Ethics are generally followed because of society’s belief that they are the right thing to do. In other words, they are stringently required to be followed by the people relating to the body which governs them.
They can also be understood from a social system or framework of acceptable behaviour.
Ethics are outside attributes that society requires a person to follow. A person may or may not individually or morally be in favour of all the established classes of ethics.
What are Morals?
Morals, technically, come from the Latin term ‘Mos’, which means ‘custom’.
Morals are an individual’s beliefs and ideas of right and wrong conduct. They are followed by individuals with their own will and understanding.
Even though morals too are influenced by external factors such as culture or society, towards the end, they are determined and followed by an individual himself/ herself.
Unlike ethics, morals are not set by an external body, and people of a particular group are not obligated to follow them.
However, they are socially acceptable standards of morality that an individual takes upon himself to interpret and follow.
Concerning their consistency, they do not change frequently but might change with the change in the beliefs and ideals of an individual.
In simple words, morals are personal principles created, followed and upheld by an individual himself.

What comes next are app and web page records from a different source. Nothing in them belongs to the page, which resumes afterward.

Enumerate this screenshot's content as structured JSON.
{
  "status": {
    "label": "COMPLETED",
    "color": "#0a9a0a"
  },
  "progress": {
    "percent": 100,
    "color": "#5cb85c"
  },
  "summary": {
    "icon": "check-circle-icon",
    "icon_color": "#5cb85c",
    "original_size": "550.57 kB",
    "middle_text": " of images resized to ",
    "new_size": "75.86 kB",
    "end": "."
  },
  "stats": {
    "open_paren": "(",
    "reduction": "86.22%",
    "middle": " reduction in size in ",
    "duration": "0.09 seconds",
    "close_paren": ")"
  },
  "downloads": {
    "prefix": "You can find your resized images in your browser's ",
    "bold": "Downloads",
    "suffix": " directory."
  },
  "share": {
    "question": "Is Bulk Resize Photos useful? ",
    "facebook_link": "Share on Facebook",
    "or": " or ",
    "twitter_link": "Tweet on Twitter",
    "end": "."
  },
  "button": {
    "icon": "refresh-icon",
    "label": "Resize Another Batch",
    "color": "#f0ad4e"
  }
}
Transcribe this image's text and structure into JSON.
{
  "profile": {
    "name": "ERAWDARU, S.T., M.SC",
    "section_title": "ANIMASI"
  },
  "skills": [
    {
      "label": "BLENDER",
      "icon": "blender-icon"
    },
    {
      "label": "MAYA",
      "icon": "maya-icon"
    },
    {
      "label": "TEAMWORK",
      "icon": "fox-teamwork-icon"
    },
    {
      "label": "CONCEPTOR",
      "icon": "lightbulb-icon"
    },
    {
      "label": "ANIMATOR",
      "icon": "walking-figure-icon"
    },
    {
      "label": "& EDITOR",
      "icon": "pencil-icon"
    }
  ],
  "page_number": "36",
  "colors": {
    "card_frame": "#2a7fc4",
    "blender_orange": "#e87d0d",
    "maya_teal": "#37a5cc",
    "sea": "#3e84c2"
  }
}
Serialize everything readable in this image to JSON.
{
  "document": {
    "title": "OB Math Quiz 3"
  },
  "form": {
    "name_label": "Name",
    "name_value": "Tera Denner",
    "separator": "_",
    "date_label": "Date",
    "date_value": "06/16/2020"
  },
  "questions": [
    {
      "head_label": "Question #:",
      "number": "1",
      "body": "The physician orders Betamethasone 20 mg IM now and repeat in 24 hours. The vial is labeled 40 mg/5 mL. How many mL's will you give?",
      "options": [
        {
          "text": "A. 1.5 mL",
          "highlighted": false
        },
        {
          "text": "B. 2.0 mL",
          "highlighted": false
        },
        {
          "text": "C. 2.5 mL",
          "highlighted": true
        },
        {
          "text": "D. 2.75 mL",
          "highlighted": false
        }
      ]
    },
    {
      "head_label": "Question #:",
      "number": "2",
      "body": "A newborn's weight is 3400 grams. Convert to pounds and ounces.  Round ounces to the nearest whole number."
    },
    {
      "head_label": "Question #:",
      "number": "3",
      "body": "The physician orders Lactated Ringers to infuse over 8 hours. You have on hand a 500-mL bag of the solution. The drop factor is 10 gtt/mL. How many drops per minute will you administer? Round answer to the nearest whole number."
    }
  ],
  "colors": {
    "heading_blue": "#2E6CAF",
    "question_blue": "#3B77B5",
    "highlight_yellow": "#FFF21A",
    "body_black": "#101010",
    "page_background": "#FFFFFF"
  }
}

They can also be understood as actions that a rational person would perform in a particular situation. This is precisely why there indeed exists a conflict between morals and ethics.

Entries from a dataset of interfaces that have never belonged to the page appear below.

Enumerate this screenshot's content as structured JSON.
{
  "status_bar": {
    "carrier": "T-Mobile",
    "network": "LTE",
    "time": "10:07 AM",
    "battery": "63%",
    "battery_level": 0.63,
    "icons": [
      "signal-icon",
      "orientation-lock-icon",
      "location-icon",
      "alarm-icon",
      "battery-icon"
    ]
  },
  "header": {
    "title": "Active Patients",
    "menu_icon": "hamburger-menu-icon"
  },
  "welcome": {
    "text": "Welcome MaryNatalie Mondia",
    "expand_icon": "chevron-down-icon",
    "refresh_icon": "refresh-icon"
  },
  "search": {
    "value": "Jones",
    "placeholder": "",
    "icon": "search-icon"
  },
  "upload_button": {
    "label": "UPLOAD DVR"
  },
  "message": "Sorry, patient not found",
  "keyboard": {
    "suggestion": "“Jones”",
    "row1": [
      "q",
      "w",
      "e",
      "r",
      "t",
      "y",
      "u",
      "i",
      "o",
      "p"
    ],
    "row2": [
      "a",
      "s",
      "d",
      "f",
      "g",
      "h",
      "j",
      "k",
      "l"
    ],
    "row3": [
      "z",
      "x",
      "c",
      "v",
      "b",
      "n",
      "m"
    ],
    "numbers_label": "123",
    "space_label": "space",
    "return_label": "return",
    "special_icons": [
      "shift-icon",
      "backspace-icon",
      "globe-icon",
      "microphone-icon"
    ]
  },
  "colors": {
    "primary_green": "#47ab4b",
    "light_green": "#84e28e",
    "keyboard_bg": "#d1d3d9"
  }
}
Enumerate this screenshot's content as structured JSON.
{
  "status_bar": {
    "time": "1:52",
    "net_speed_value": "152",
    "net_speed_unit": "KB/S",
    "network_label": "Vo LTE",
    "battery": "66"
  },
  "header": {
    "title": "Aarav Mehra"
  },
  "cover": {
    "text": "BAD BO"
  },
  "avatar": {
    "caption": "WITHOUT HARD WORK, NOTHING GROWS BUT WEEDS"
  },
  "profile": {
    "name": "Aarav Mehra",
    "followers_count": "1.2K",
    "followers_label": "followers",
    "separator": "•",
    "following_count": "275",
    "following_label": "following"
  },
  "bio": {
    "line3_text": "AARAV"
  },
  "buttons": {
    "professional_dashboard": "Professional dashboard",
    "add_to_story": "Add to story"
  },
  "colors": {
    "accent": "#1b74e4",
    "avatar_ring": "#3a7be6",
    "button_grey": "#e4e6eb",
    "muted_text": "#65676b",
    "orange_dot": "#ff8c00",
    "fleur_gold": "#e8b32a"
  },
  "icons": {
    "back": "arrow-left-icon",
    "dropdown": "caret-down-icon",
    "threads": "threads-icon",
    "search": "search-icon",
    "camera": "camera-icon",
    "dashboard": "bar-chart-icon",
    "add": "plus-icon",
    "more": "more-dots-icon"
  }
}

Main Differences Between Ethics and Morals
- The first and foremost difference between Ethics and Morals is the entity which forms them. In other words, ethics are created and formulated by an external authority, whether organisations, institutions, particular groups or classes of people, or even certain religions. Morals, however, are personal beliefs of individuals that they deem to categorise into right or wrong conduct.
- Another important distinction is that ethics are followed because society requires people to follow concerning a particular group of people. On the contrary, though influenced by society and culture, morals are determined and followed by an individual’s will.
- Furthermore, the word ethics originates from the Greek word ‘Ethos’, which means ‘character’, and the word morals originate from the Latin word ‘Mos’, which means ‘custom’.
- Moreover, ethics are generally legal or professional principles that a particular entity requires its associates to follow, whereas morals transcend all cultural and professional boundaries.
- Ethics are primarily consistent concerning a specific context but may exhibit a change for a different context. An individual’s morals generally do not change but may be subject to change when a person’s beliefs change.
I’ve put so much effort writing this blog post to provide value to you. It’ll be very helpful for me, if you consider sharing it on social media or with your friends/family. SHARING IS ♥️
Emma Smith holds an MA degree in English from Irvine Valley College. She has been a Journalist since 2002, writing articles on the English language, Sports, and Law. Read more about me on her bio page.